Whether at Shenwan or now at Shenzhen Venture Capital, Kan Zhidong achieved remarkable success by adopting a different approach to project advancement. After taking charge of Shenwan, he brought back old securities professionals from before the founding of the PRC to work on business operations. During the merger of Shenwan and Guotai, he established a fair system. Previously, Guotai Securities’ reward system was based entirely on the whims of the leaders – a promise of an apartment from a happy leader could mean an actual apartment and the amount of bonus announced would be granted as such, resulting in some individuals receiving several apartments while the majority of the staff had low compensation. He changed this mechanism. At the inception of Shenzhen Venture Capital, he neither pushed projects nor personnel; every project from initiation to investment was subject to strict procedures, with many projects undergoing on-site inspections and organizing company personnel to learn from Silicon Valley in the United States, making Shenzhen Venture Capital the most dazzling government-operated VC of its time. In 2002, Kan was urgently called upon to rescue Southern Securities, which was on the brink of bankruptcy. Facing a ledger with losses of over 2 billion, Kan attempted to start by saving costs, but as president, he constantly faced resistance from the management layer. Every time he tried to make changes, the chairman would hinder him, and the conservative forces within the company’s management always blocked his reforms. Eventually, a complaint letter even reached the city leaders, who had been replaced by then. Faced with the company’s internal factionalism, Kan exerted all his efforts in vain. He submitted his resignation, which was accepted after his repeated requests.

However, Southern Securities went bankrupt a month after his departure. Later, due to Southern Securities’ manipulation of the stock price of Harbin Aircraft Industry Group, Kan Zhidong was imprisoned, a situation that had existed before his tenure at Southern Securities. He was first detained and then sent to a detention centre. Though his time there was short, he remembered the cold weather on his first day, with temperatures around four to five degrees Celsius, being ordered by a guard to strip naked for a physical examination in a breezy corridor. Hesitant about the situation, another guard harshly scolded him, telling him to squat down, as if to say, “Do you still think you’re some kind of CEO?” From a high-ranking official to a prison inmate, he also shared another unknown aspect of life in the detention centre, which might interest readers. Later, with the help of friends, he was released on bail and ultimately acquitted. The book covers these experiences.

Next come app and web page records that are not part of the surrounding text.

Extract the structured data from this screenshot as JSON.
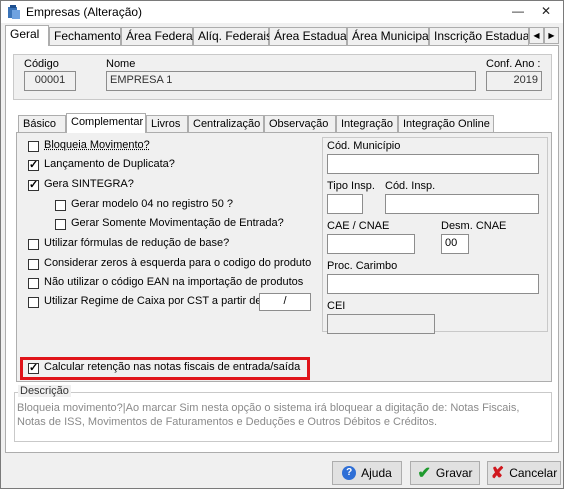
{
  "window": {
    "title": "Empresas (Alteração)",
    "minimize": "—",
    "maximize": "☐",
    "close": "✕"
  },
  "tabs": [
    "Geral",
    "Fechamento",
    "Área Federal",
    "Alíq. Federais",
    "Área Estadual",
    "Área Municipal",
    "Inscrição Estadual S"
  ],
  "header": {
    "codigo_label": "Código",
    "codigo_value": "00001",
    "nome_label": "Nome",
    "nome_value": "EMPRESA 1",
    "conf_ano_label": "Conf. Ano :",
    "conf_ano_value": "2019"
  },
  "subtabs": [
    "Básico",
    "Complementar",
    "Livros",
    "Centralização",
    "Observação",
    "Integração",
    "Integração Online"
  ],
  "checkboxes": [
    {
      "label": "Bloqueia Movimento?",
      "checked": false
    },
    {
      "label": "Lançamento de Duplicata?",
      "checked": true
    },
    {
      "label": "Gera SINTEGRA?",
      "checked": true
    },
    {
      "label": "Gerar modelo 04 no registro 50 ?",
      "checked": false
    },
    {
      "label": "Gerar Somente Movimentação de Entrada?",
      "checked": false
    },
    {
      "label": "Utilizar fórmulas de redução de base?",
      "checked": false
    },
    {
      "label": "Considerar zeros à esquerda para o codigo do produto",
      "checked": false
    },
    {
      "label": "Não utilizar o código EAN na importação de produtos",
      "checked": false
    },
    {
      "label": "Utilizar Regime de Caixa por CST a partir de",
      "checked": false
    },
    {
      "label": "Calcular retenção nas notas fiscais de entrada/saída",
      "checked": true
    }
  ],
  "regime_date": " /",
  "right": {
    "cod_municipio_label": "Cód. Município",
    "cod_municipio_value": "",
    "tipo_insp_label": "Tipo Insp.",
    "tipo_insp_value": "",
    "cod_insp_label": "Cód. Insp.",
    "cod_insp_value": "",
    "cae_cnae_label": "CAE / CNAE",
    "cae_cnae_value": "",
    "desm_cnae_label": "Desm. CNAE",
    "desm_cnae_value": "00",
    "proc_carimbo_label": "Proc. Carimbo",
    "proc_carimbo_value": "",
    "cei_label": "CEI",
    "cei_value": ""
  },
  "description": {
    "title": "Descrição",
    "text": "Bloqueia movimento?|Ao marcar Sim nesta opção o sistema irá bloquear a digitação de: Notas Fiscais, Notas de ISS, Movimentos de Faturamentos e Deduções e Outros Débitos e Créditos."
  },
  "buttons": {
    "ajuda": "Ajuda",
    "gravar": "Gravar",
    "cancelar": "Cancelar"
  },
  "colors": {
    "highlight": "#e0141a",
    "help_icon": "#2f6fd6",
    "save_icon": "#1f9a2e",
    "cancel_icon": "#d0181e"
  }
}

Perhaps due to the indescribable experiences in the secondary market, Kan Zhidong later established Dongfang Huifu, focusing more on the primary market, achieving certain successes in the fields of wind energy and new energy, which have broad prospects.